Doctors are trained to think horses, but what about the zebras?
A columnist reflects on the children who are fighting rare disease
I celebrated a birthday toward the tail end of Rare Disease Week, matching my mother’s age on the sticky summer night when she brought my sister, Taylor, into the world. It’s been decades since our family of four became a family of five, and yet I haven’t forgiven my teenage self for the way I reacted to the news that Mom and Dad were going to have a baby. Had I known the baby would have Batten disease, would I have done things differently?
An inconvenient addition
As I wrote in my 2018 memoir, “Run to the Light,” “I was 16 when Taylor was born and hadn’t wanted anything to do with a new baby. I had my own agenda, and it didn’t include my mother getting pregnant.”
In fact, when Mom called me into her closet on a frigid January day to share the big news, I didn’t hug her or even look her in the eye. Instead, I tugged on my running shoes and tore through the icy rain, my feet slapping against the pavement as I ran. When I returned home with soggy shoes and tear-streaked cheeks, I pretended the conversation in Mom’s closet didn’t happen.
Eight months later, I answered the phone at soccer practice and heard Dad’s excited voice on the other end of the line. I said congratulations … and went back to my team. I didn’t meet my baby sister until she arrived home from the hospital several days later.
Maybe I should give myself a break. This all happened a long time ago, and my mother has even said I made up for my early transgression in spades.
But it’s difficult to ignore the irony of the situation. After Taylor’s 2006 CLN1 disease (infantile Batten disease) diagnosis, I would have done anything to save the sister I didn’t want.
A sobering thought
Matching Mom’s age when she had my baby sister may not sound like much, but it’s made me think about the finer points of parenthood — and the blessings most of us tend to take for granted.
I was 36 when I had my son, earning the unfortunate “advanced maternal age” label. (Really, couldn’t the medical community come up with a better name?) Because I was over 35, I received genetic counseling, reviewing the common risks associated with having a baby at my age. In those appointments, we talked about conditions such as preeclampsia and Down syndrome.
Thankfully, we went through with the pregnancy — I can’t imagine life without Jack — but what if one of the tests had come back abnormal? It’s impossible to know what I would have done. And yet, it’s a question I’ve pondered off and on because of what Taylor endured.
Had Mom and Dad known they were carriers, perhaps I wouldn’t have had a sister. But they didn’t know, of course — because nobody talks about Batten disease unless they have a reason to talk about it. Taylor, among other things, was the one who exposed the defective gene lurking on both sides of the family. She was the one who suffered the most.
What about the zebras?
There’s a reason the rare disease community adopted the zebra as its mascot. Doctors are taught: “When you hear hoofbeats, think horses, not zebras.” In other words, when evaluating a patient, doctors are trained to first think of the most common diagnosis.
As a mom, I’ve heard hoofbeats in the past several weeks — concerns that could easily come to nothing yet riled me up enough to deliver a sober reminder of what my parents faced when they learned their bonus child had Batten disease.
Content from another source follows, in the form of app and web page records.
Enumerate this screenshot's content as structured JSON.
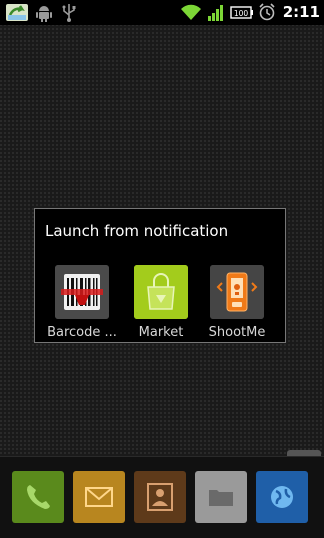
{
  "status_bar": {
    "time": "2:11",
    "battery_label": "100",
    "icons": [
      "notification-app-icon",
      "android-debug-icon",
      "usb-icon",
      "wifi-icon",
      "signal-icon",
      "battery-icon",
      "alarm-icon"
    ]
  },
  "dialog": {
    "title": "Launch from notification",
    "apps": [
      {
        "label": "Barcode ...",
        "icon": "barcode-scanner-icon"
      },
      {
        "label": "Market",
        "icon": "market-icon"
      },
      {
        "label": "ShootMe",
        "icon": "shootme-icon"
      }
    ]
  },
  "dock": {
    "items": [
      {
        "icon": "phone-icon",
        "color": "#5a8a1c"
      },
      {
        "icon": "mail-icon",
        "color": "#b8861f"
      },
      {
        "icon": "contacts-icon",
        "color": "#5e3a1a"
      },
      {
        "icon": "folder-icon",
        "color": "#9a9a9a"
      },
      {
        "icon": "browser-icon",
        "color": "#1f5fa8"
      }
    ]
  }
}
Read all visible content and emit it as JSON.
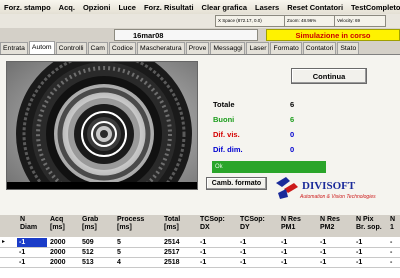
{
  "menu": [
    "Forz. stampo",
    "Acq.",
    "Opzioni",
    "Luce",
    "Forz. Risultati",
    "Clear grafica",
    "Lasers",
    "Reset Contatori",
    "TestCompleto"
  ],
  "info": {
    "space": "X Space  (872.17, 0.0)",
    "zoom": "Zoom: 48.96%",
    "velocity": "Velocity: 69"
  },
  "date": "16mar08",
  "status": "Simulazione in corso",
  "tabs": [
    "Entrata",
    "Autom",
    "Controlli",
    "Cam",
    "Codice",
    "Mascheratura",
    "Prove",
    "Messaggi",
    "Laser",
    "Formato",
    "Contatori",
    "Stato"
  ],
  "active_tab": "Autom",
  "continua_label": "Continua",
  "stats": [
    {
      "label": "Totale",
      "value": "6",
      "label_color": "#000000",
      "value_color": "#000000"
    },
    {
      "label": "Buoni",
      "value": "6",
      "label_color": "#1a9c1a",
      "value_color": "#1a9c1a"
    },
    {
      "label": "Dif. vis.",
      "value": "0",
      "label_color": "#d40000",
      "value_color": "#0000d0"
    },
    {
      "label": "Dif. dim.",
      "value": "0",
      "label_color": "#0000d0",
      "value_color": "#0000d0"
    }
  ],
  "ok_label": "Ok",
  "camb_label": "Camb. formato",
  "logo": {
    "name": "DIVISOFT",
    "tagline": "Automation & Vision Technologies"
  },
  "table": {
    "columns": [
      "N\nDiam",
      "Acq\n[ms]",
      "Grab\n[ms]",
      "Process\n[ms]",
      "Total\n[ms]",
      "TCSop:\nDX",
      "TCSop:\nDY",
      "N Res\nPM1",
      "N Res\nPM2",
      "N Pix\nBr. sop.",
      "N\n1"
    ],
    "rows": [
      [
        "-1",
        "2000",
        "509",
        "5",
        "2514",
        "-1",
        "-1",
        "-1",
        "-1",
        "-1",
        "-"
      ],
      [
        "-1",
        "2000",
        "512",
        "5",
        "2517",
        "-1",
        "-1",
        "-1",
        "-1",
        "-1",
        "-"
      ],
      [
        "-1",
        "2000",
        "513",
        "4",
        "2518",
        "-1",
        "-1",
        "-1",
        "-1",
        "-1",
        "-"
      ]
    ]
  },
  "colors": {
    "sim_bg": "#fff200",
    "sim_text": "#cc0000",
    "ok_bar": "#2aa52a",
    "selected_row": "#1a3cc8"
  }
}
Truly, I don’t know how they did it. The diagnosis or the uncertain days that followed. The worsening symptoms. The long goodbye.
I think that deep down, most of us want the very best for our children. That’s just part of being a parent, and it’s why I’ll probably fret over my own son’s well-being until long after he’s able to take care of himself.
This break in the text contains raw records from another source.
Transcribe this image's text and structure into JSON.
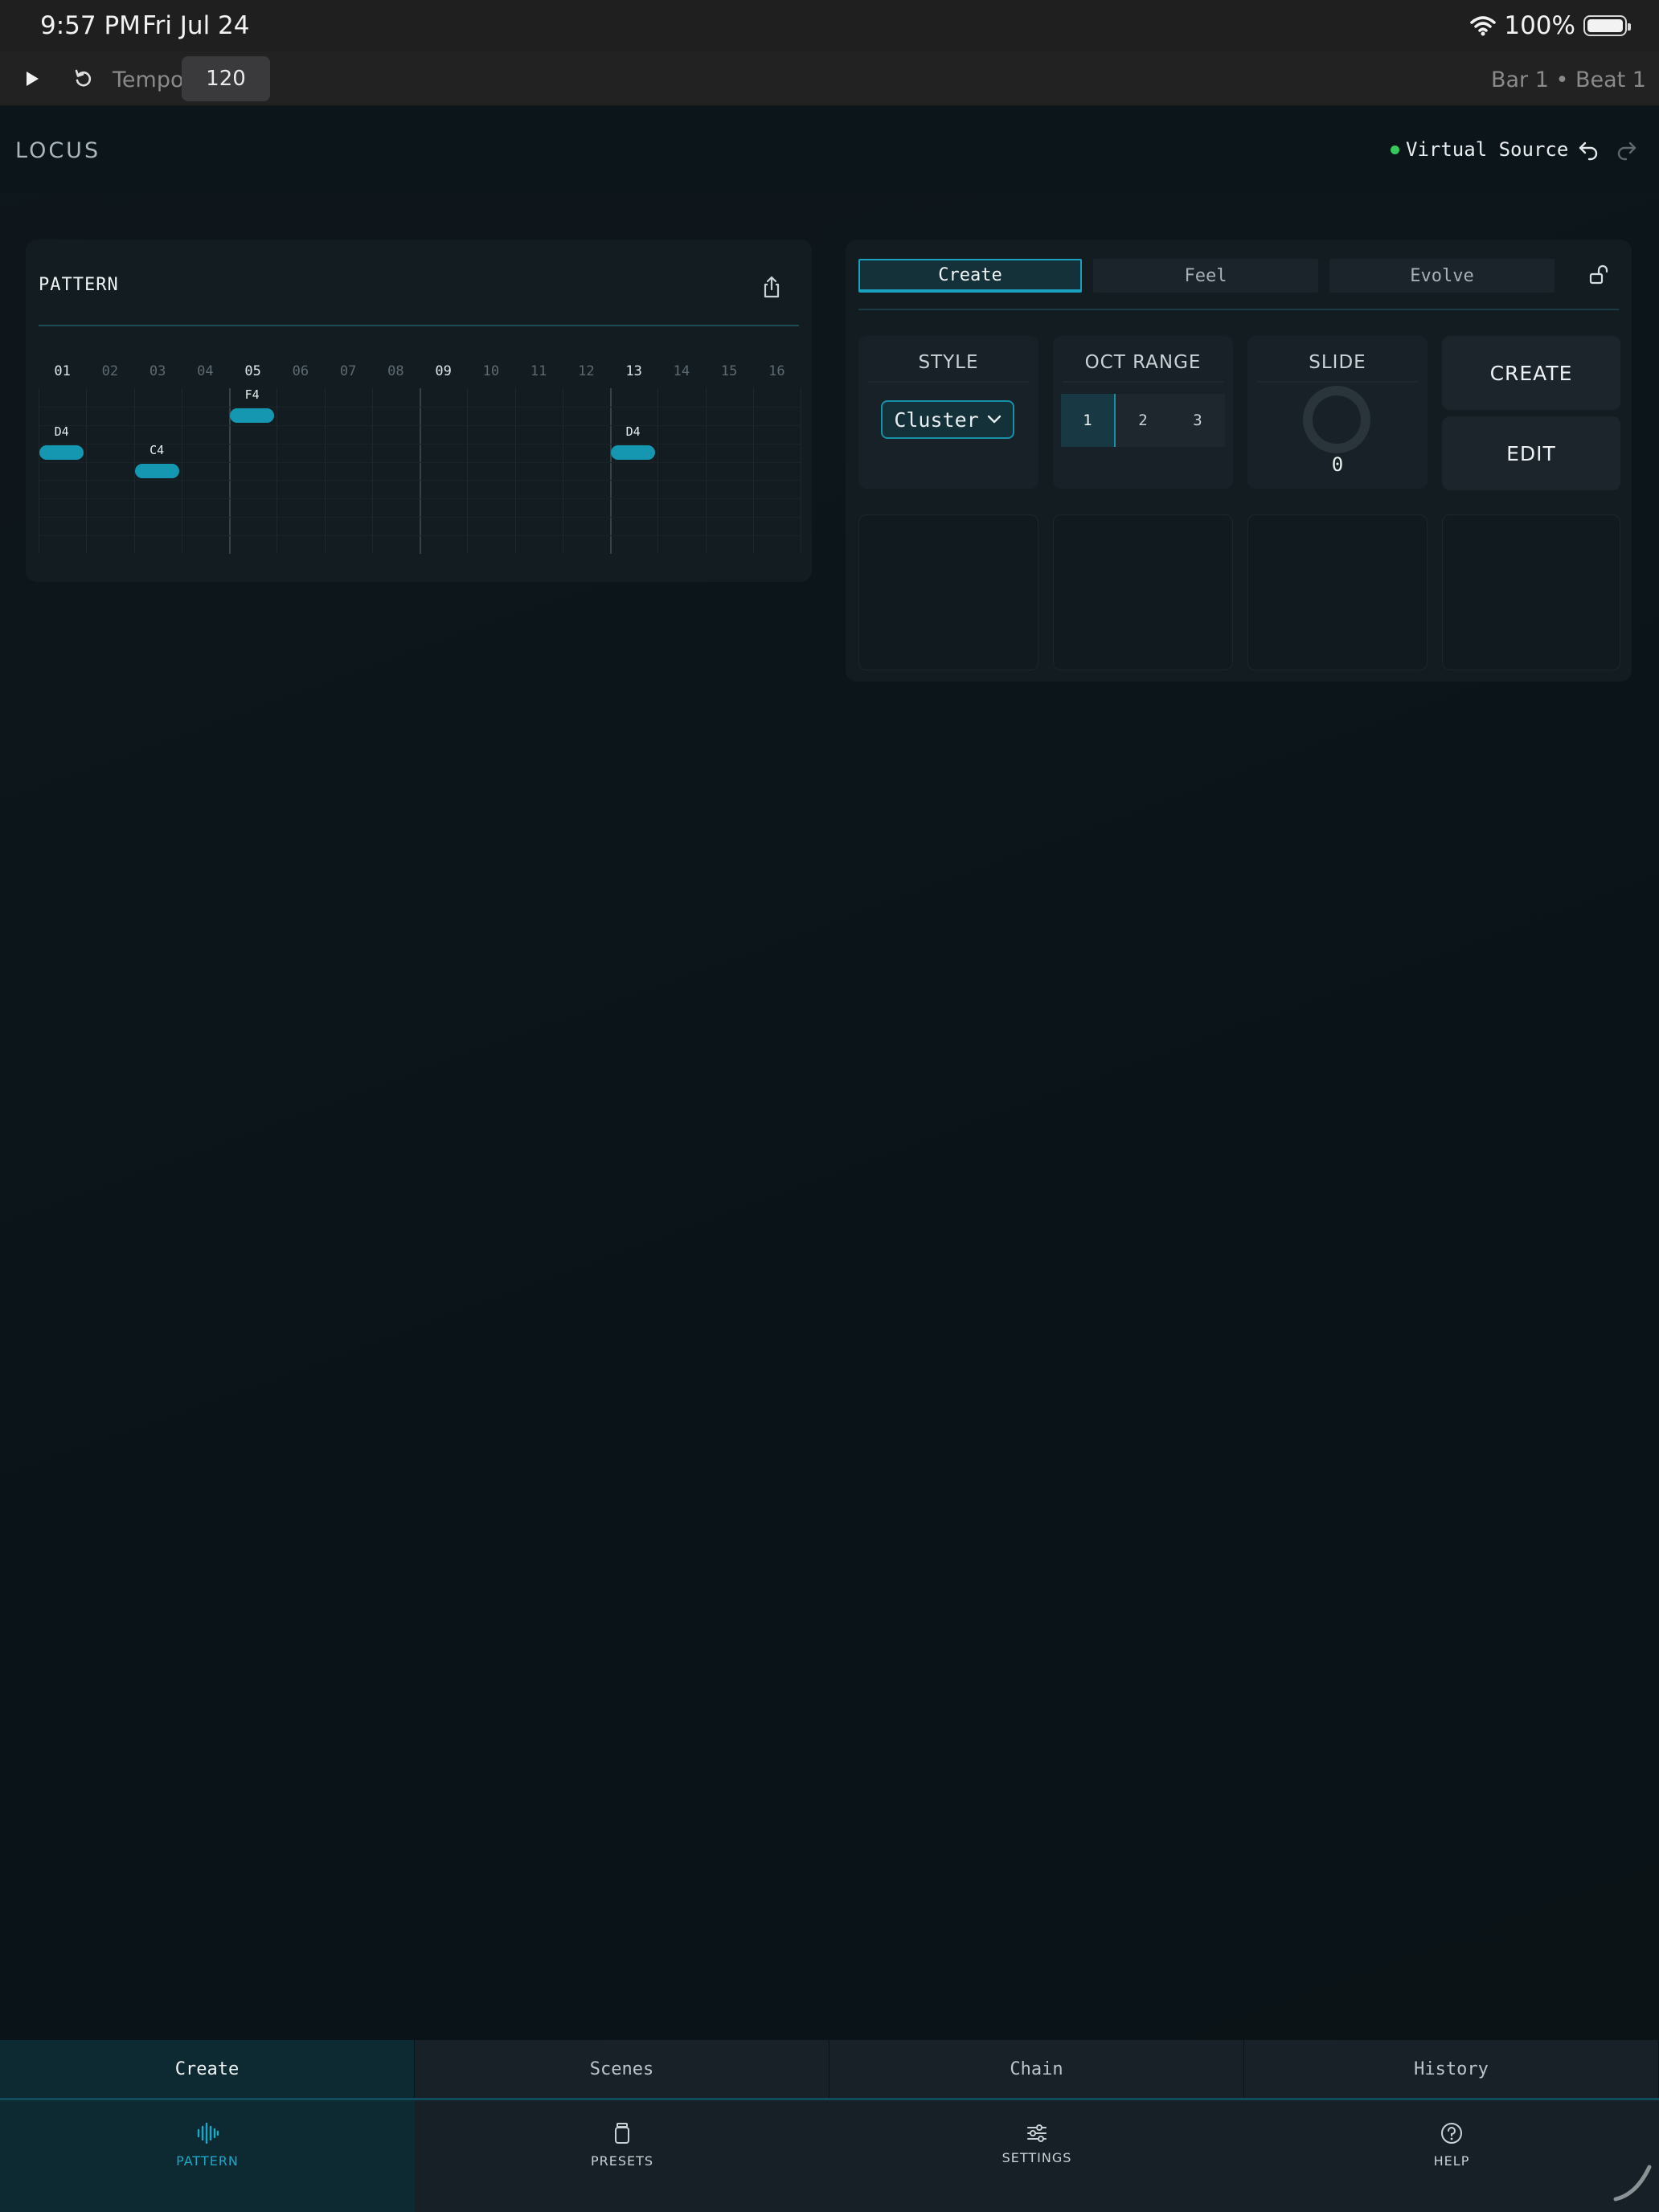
{
  "status_bar": {
    "time": "9:57 PM",
    "date": "Fri Jul 24",
    "battery": "100%"
  },
  "transport": {
    "tempo_label": "Tempo",
    "tempo_value": "120",
    "position": "Bar 1 • Beat 1"
  },
  "app": {
    "title": "LOCUS",
    "midi_source": "Virtual Source",
    "midi_status_color": "#35c85a"
  },
  "pattern": {
    "title": "PATTERN",
    "steps": [
      "01",
      "02",
      "03",
      "04",
      "05",
      "06",
      "07",
      "08",
      "09",
      "10",
      "11",
      "12",
      "13",
      "14",
      "15",
      "16"
    ],
    "notes": [
      {
        "label": "D4",
        "step": 1
      },
      {
        "label": "C4",
        "step": 3
      },
      {
        "label": "F4",
        "step": 5
      },
      {
        "label": "D4",
        "step": 13
      }
    ]
  },
  "controls": {
    "tabs": [
      {
        "label": "Create",
        "active": true
      },
      {
        "label": "Feel",
        "active": false
      },
      {
        "label": "Evolve",
        "active": false
      }
    ],
    "style": {
      "label": "STYLE",
      "value": "Cluster"
    },
    "oct_range": {
      "label": "OCT RANGE",
      "options": [
        "1",
        "2",
        "3"
      ],
      "selected": "1"
    },
    "slide": {
      "label": "SLIDE",
      "value": "0"
    },
    "create_label": "CREATE",
    "edit_label": "EDIT"
  },
  "sub_tabs": [
    {
      "label": "Create",
      "active": true
    },
    {
      "label": "Scenes",
      "active": false
    },
    {
      "label": "Chain",
      "active": false
    },
    {
      "label": "History",
      "active": false
    }
  ],
  "nav": [
    {
      "label": "PATTERN",
      "icon": "waveform-icon",
      "active": true
    },
    {
      "label": "PRESETS",
      "icon": "jar-icon",
      "active": false
    },
    {
      "label": "SETTINGS",
      "icon": "sliders-icon",
      "active": false
    },
    {
      "label": "HELP",
      "icon": "question-circle-icon",
      "active": false
    }
  ],
  "accent_color": "#1ba0c0"
}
But what about the zebras? Who will stand up and demand the very best care and quality of life for the children fighting an ultra-rare disease, as my sister did?
I don’t know all of the answers, but I know this: The zebras can count on me.
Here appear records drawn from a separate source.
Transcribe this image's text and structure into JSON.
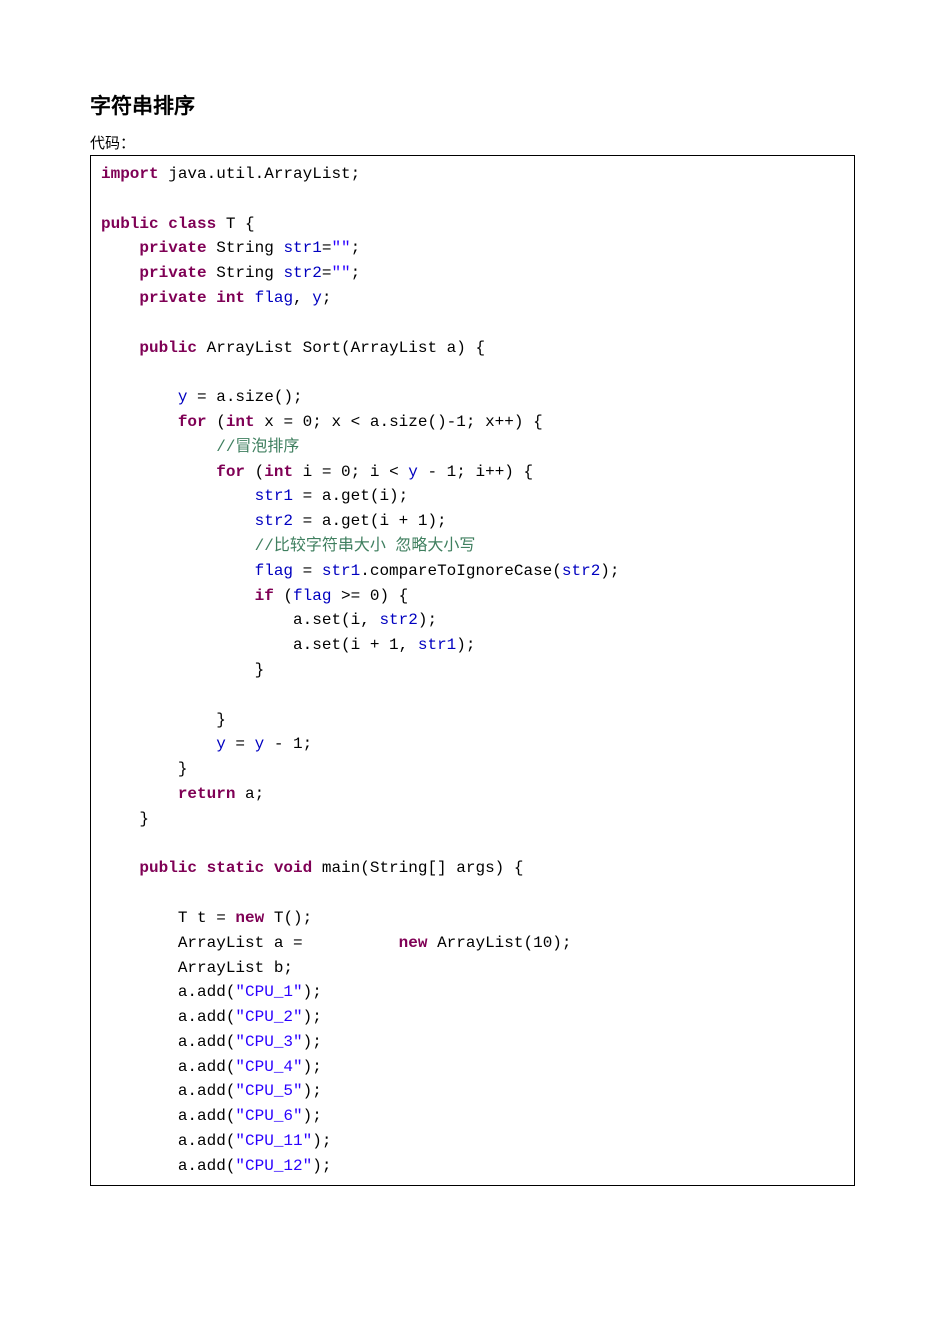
{
  "title": "字符串排序",
  "code_label": "代码：",
  "code": {
    "l1": {
      "kw1": "import",
      "t1": " java.util.ArrayList;"
    },
    "l2": "",
    "l3": {
      "kw1": "public class",
      "t1": " T {"
    },
    "l4": {
      "kw1": "private",
      "t1": " String ",
      "fld": "str1",
      "t2": "=",
      "str": "\"\"",
      "t3": ";"
    },
    "l5": {
      "kw1": "private",
      "t1": " String ",
      "fld": "str2",
      "t2": "=",
      "str": "\"\"",
      "t3": ";"
    },
    "l6": {
      "kw1": "private int",
      "t1": " ",
      "fld1": "flag",
      "t2": ", ",
      "fld2": "y",
      "t3": ";"
    },
    "l7": "",
    "l8": {
      "kw1": "public",
      "t1": " ArrayList Sort(ArrayList a) {"
    },
    "l9": "",
    "l10": {
      "fld": "y",
      "t1": " = a.size();"
    },
    "l11": {
      "kw1": "for",
      "t1": " (",
      "kw2": "int",
      "t2": " x = 0; x < a.size()-1; x++) {"
    },
    "l12": {
      "cmt": "//冒泡排序"
    },
    "l13": {
      "kw1": "for",
      "t1": " (",
      "kw2": "int",
      "t2": " i = 0; i < ",
      "fld": "y",
      "t3": " - 1; i++) {"
    },
    "l14": {
      "fld": "str1",
      "t1": " = a.get(i);"
    },
    "l15": {
      "fld": "str2",
      "t1": " = a.get(i + 1);"
    },
    "l16": {
      "cmt": "//比较字符串大小 忽略大小写"
    },
    "l17": {
      "fld1": "flag",
      "t1": " = ",
      "fld2": "str1",
      "t2": ".compareToIgnoreCase(",
      "fld3": "str2",
      "t3": ");"
    },
    "l18": {
      "kw1": "if",
      "t1": " (",
      "fld": "flag",
      "t2": " >= 0) {"
    },
    "l19": {
      "t1": "a.set(i, ",
      "fld": "str2",
      "t2": ");"
    },
    "l20": {
      "t1": "a.set(i + 1, ",
      "fld": "str1",
      "t2": ");"
    },
    "l21": "}",
    "l22": "",
    "l23": "}",
    "l24": {
      "fld": "y",
      "t1": " = ",
      "fld2": "y",
      "t2": " - 1;"
    },
    "l25": "}",
    "l26": {
      "kw1": "return",
      "t1": " a;"
    },
    "l27": "}",
    "l28": "",
    "l29": {
      "kw1": "public static void",
      "t1": " main(String[] args) {"
    },
    "l30": "",
    "l31": {
      "t1": "T t = ",
      "kw1": "new",
      "t2": " T();"
    },
    "l32": {
      "t1": "ArrayList a =          ",
      "kw1": "new",
      "t2": " ArrayList(10);"
    },
    "l33": "ArrayList b;",
    "l34": {
      "t1": "a.add(",
      "str": "\"CPU_1\"",
      "t2": ");"
    },
    "l35": {
      "t1": "a.add(",
      "str": "\"CPU_2\"",
      "t2": ");"
    },
    "l36": {
      "t1": "a.add(",
      "str": "\"CPU_3\"",
      "t2": ");"
    },
    "l37": {
      "t1": "a.add(",
      "str": "\"CPU_4\"",
      "t2": ");"
    },
    "l38": {
      "t1": "a.add(",
      "str": "\"CPU_5\"",
      "t2": ");"
    },
    "l39": {
      "t1": "a.add(",
      "str": "\"CPU_6\"",
      "t2": ");"
    },
    "l40": {
      "t1": "a.add(",
      "str": "\"CPU_11\"",
      "t2": ");"
    },
    "l41": {
      "t1": "a.add(",
      "str": "\"CPU_12\"",
      "t2": ");"
    }
  }
}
Note: Batten Disease News is strictly a news and information website about the disease. It does not provide medical advice, diagnosis, or treatment. This content is not intended to be a substitute for professional medical advice, diagnosis, or treatment. Always seek the advice of your physician or other qualified health provider with any questions you may have regarding a medical condition. Never disregard professional medical advice or delay in seeking it because of something you have read on this website. The opinions expressed in this column are not those of Batten Disease News or its parent company, BioNews, and are intended to spark discussion about issues pertaining to Batten disease.